Pope Francis: Global Synodal Path ‘a Great Opportunity to Listen to One Another’
World Communications Day, established by Pope Paul VI in 1967, will be celebrated this year on Sunday, May 29.
VATICAN CITY — Pope Francis said on Monday that the two-year global consultation process leading to the Synod on Synodality is “a great opportunity” for Catholics to listen to one another.
Writing in his World Communications Day message, released on Jan. 24, the Pope expressed concern that people were “losing the ability to listen,” both in the Church and wider public life.
“A synodal process has just been launched,” he wrote. “Let us pray that it will be a great opportunity to listen to one another.”

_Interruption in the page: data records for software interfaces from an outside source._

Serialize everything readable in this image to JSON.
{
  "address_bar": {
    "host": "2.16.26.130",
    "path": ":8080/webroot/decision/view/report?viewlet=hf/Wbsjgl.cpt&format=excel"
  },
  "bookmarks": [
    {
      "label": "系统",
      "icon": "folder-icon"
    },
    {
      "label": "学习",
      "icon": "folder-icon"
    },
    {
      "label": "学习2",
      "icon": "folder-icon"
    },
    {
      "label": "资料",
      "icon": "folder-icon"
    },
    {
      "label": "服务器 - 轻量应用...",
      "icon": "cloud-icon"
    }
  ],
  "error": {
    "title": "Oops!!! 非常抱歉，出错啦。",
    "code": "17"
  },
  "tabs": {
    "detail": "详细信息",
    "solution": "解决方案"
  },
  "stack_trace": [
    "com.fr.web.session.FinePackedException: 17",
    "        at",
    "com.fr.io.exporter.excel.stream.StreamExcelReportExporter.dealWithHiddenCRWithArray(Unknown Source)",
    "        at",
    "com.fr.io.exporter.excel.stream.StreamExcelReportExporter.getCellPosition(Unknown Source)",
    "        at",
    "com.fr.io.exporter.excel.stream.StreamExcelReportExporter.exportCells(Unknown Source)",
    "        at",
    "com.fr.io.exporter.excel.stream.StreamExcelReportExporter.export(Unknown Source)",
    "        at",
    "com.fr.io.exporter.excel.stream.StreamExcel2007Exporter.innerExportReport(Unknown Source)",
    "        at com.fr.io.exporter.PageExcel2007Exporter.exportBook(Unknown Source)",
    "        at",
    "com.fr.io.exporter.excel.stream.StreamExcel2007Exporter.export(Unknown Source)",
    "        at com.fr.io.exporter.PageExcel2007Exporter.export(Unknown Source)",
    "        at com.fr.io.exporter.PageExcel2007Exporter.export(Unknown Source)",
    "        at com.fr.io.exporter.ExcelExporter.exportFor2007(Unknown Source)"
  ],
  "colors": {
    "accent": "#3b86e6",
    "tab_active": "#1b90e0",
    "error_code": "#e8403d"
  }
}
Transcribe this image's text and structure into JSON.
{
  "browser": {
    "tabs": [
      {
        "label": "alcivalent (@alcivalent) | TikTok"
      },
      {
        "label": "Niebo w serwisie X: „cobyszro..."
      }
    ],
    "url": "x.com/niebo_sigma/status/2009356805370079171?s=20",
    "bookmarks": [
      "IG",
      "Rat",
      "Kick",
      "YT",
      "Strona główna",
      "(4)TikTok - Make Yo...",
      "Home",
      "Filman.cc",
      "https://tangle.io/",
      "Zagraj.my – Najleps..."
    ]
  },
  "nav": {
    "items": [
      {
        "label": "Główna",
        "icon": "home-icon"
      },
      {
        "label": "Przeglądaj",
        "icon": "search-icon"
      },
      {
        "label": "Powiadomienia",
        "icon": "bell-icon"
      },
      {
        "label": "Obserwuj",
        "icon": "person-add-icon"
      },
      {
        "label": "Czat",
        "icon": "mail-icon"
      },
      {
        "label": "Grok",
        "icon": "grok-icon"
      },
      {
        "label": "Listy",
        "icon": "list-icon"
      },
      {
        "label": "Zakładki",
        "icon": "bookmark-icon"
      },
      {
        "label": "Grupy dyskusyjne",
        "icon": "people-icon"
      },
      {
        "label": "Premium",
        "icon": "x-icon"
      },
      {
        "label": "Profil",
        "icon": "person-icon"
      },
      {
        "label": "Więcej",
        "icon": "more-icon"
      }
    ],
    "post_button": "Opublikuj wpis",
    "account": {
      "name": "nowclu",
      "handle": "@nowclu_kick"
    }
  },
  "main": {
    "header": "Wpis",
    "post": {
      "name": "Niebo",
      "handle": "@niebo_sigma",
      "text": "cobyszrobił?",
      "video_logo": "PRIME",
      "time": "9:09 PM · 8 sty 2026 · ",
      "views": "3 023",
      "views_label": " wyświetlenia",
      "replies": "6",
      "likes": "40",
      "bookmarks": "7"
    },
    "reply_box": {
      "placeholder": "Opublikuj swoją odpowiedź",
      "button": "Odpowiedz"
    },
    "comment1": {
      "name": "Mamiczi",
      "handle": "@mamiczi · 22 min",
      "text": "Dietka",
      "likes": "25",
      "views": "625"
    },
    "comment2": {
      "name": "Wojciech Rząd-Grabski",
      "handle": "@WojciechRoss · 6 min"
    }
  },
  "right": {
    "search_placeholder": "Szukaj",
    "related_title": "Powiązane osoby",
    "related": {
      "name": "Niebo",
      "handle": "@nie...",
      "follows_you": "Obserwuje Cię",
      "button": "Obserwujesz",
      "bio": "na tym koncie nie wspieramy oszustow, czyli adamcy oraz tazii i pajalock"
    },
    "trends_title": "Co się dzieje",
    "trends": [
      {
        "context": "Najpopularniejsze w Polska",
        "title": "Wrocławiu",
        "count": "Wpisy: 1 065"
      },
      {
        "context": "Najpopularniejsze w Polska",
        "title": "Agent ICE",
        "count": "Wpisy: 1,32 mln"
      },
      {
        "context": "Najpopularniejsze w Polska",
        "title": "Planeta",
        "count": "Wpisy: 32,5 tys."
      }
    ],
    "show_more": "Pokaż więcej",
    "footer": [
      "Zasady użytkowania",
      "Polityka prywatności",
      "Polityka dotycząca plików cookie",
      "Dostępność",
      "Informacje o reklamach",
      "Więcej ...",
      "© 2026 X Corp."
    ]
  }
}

“Communion, in fact, is not the result of strategies and programs, but is built in mutual listening between brothers and sisters.”
Pope Francis formally invited the world’s Catholics last October to take part in a consultation process leading to the XVI Ordinary General Assembly of the Synod of Bishops in 2023.
In his message, entitled “Listening with the ear of the heart,” the Pope reflected on biblical passages illustrating the importance of listening.
“Among the five senses, the one favored by God seems to be hearing, perhaps because it is less invasive, more discreet than sight, and therefore leaves the human being more free,” he wrote.
“Listening corresponds to the humble style of God. It is the action that allows God to reveal himself as the One who, by speaking, creates man and woman in his image, and by listening recognizes them as his partners in dialogue.”
The Pope lamented what he described as an absence of listening in public discourse.
“The lack of listening, which we experience so often in daily life, is unfortunately also evident in public life, where, instead of listening to each other, we often ‘talk past one another,’” he observed.
“This is a symptom of the fact that, rather than seeking the true and the good, consensus is sought; rather than listening, one pays attention to the audience. Good communication, instead, does not try to impress the public with a soundbite, with the aim of ridiculing the other person, but pays attention to the reasons of the other person and tries to grasp the complexity of reality.”
“It is sad when, even in the Church, ideological alignments are formed and listening disappears, leaving sterile opposition in its wake.”
The Pope signed the message on Jan. 24, the Memorial of St. Francis de Sales, patron of writers and journalists.
He urged members of the media to develop their listening capacities.
“Communication does not take place if listening has not taken place, and there is no good journalism without the ability to listen,” he said.
“In order to provide solid, balanced, and complete information, it is necessary to listen for a long time. To recount an event or describe an experience in news reporting, it is essential to know how to listen, to be ready to change one’s mind, to modify one’s initial assumptions.”
World Communications Day, established by Pope Paul VI in 1967, will be celebrated this year on Sunday, May 29, the day that some countries will mark the Solemnity of the Ascension of the Lord, transferred from the preceding Thursday.
The theme of this year’s commemoration, the 56th, is “Listen!”